Bike prices soar in Istanbul amid demand boom

Bike prices soar in Istanbul amid demand boom

Emre Eser - ISTANBUL
Bike prices soar in Istanbul amid demand boom

Once seen as an implement for exercise or a child’s gift for good grades, bicycles are now greatly in demand as a transportation conveyance due to the coronavirus pandemic, according to vendors.

At the same time, however, the surge in demand has also touched off a steep rise in prices, they say.

“I have seen the highest sales in my personal history as a shopkeeper in the last two months,” said Doğan Kılıç, who works at Istanbul’s famous bicycle market in the Saraçhane neighborhood of Fatih district.

“In past years, our high seasons were when children got their report cards. But since the pandemic erupted, we have been going through a huge boom,” he told daily Hürriyet.

“It’s hard to describe; the road was blocked because of customers parking on the street. There was no space in our shop until last week,” he added.

And as demand rapidly rose, so did prices.

Traditionally, the Saraçhane markets set prices every January, after which all shop owners adhere to a price consensus.

However, this year they hiked prices around 10 percent after mid-March, when the first coronavirus infection cases emerged in Turkey.

“The big sports stores nearly doubled all [bicycle] prices. Customers who come here to get parts regret [their purchase] when they realize that a bike is sold for almost 1,000 Turkish Liras [$145.6] cheaper here,” said Kılıç.

“Citizens should beware of opportunists. They shouldn’t buy bikes before checking the market prices.”Bicycle prices have risen between 20 to 80 percent compared with the same period last year. The average price of a bike designed for kids ranges between 400 ($58.2) and 800 liras ($116.5). For adults, a commuting bicycle costs around 4,000 liras ($582.6). A roadster, racer or trail bike can be 10 times more expensive than that.

At sports-goods retail stores, average bicycle prices are nearly 30 percent higher than those at the traditional market located on two sides of a busy underpass.

Many of the Saraçhane stores have run out of stock because thousands of them were shipped to European countries amid rising demand there, too, in the early days of the outbreak.

“With the pandemic, people now deem the bicycle as a transportation vehicle. It is being widely used particularly in the districts with a shoreline, or with many flat areas and parks,” according to Kılıç, who added that large, newly built housing estates also support the biking trend.

Many new bike users are women who buy them to stay fit, he added.

Yusuf Sülün, who has been a shopkeeper at the market for 30 years, said some families were buying three bicycles at a time.

“The biggest factor is that they don’t want to use public transportation anymore,” he said.Caner Doğan’s family has been in the bicycle business for 25 years.

“We have never seen anything like this.
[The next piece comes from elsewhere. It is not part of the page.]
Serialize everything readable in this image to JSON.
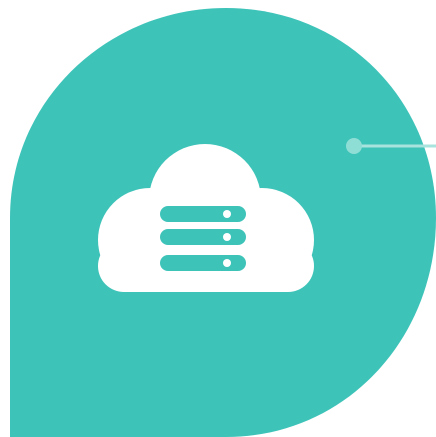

We’ve made sales that are four times higher than past peak times. We can’t meet the demand from the public. There are not enough bikes in the market,” said Doğan.

Mask exports hit $573 mln

Meanwhile, Turkey’s protective clothing and mask exports reached $573.4 million in the first half of this year amid the coronavirus pandemic, according to the Istanbul Apparel Exporters’ Association (İHKİB).
“We saw a record high year-on-year growth in the figure with 986 percent in January-June,” said Mustafa Gültepe, İHKİB’s head.

Turkish companies exported $144.7 million worth of masks and $428.7 worth of protective clothes in the first six months of this year, he said.

He underlined that the share of the sector in Turkey’s total readymade garment and clothing exports reached 8.2 percent.

Gültepe stressed that readymade garment and clothing exports surged 25 percent annually in June after a three-month decline.

Despite the rise in June, exports shrank 19.8 percent to $7 billion in a six-month period, he noted.

“There is a revival in the EU, our top export market, and we have seen a surge in new export orders,” he said.

“If we do not face the second wave [of the coronavirus], we could recover rapidly after September.””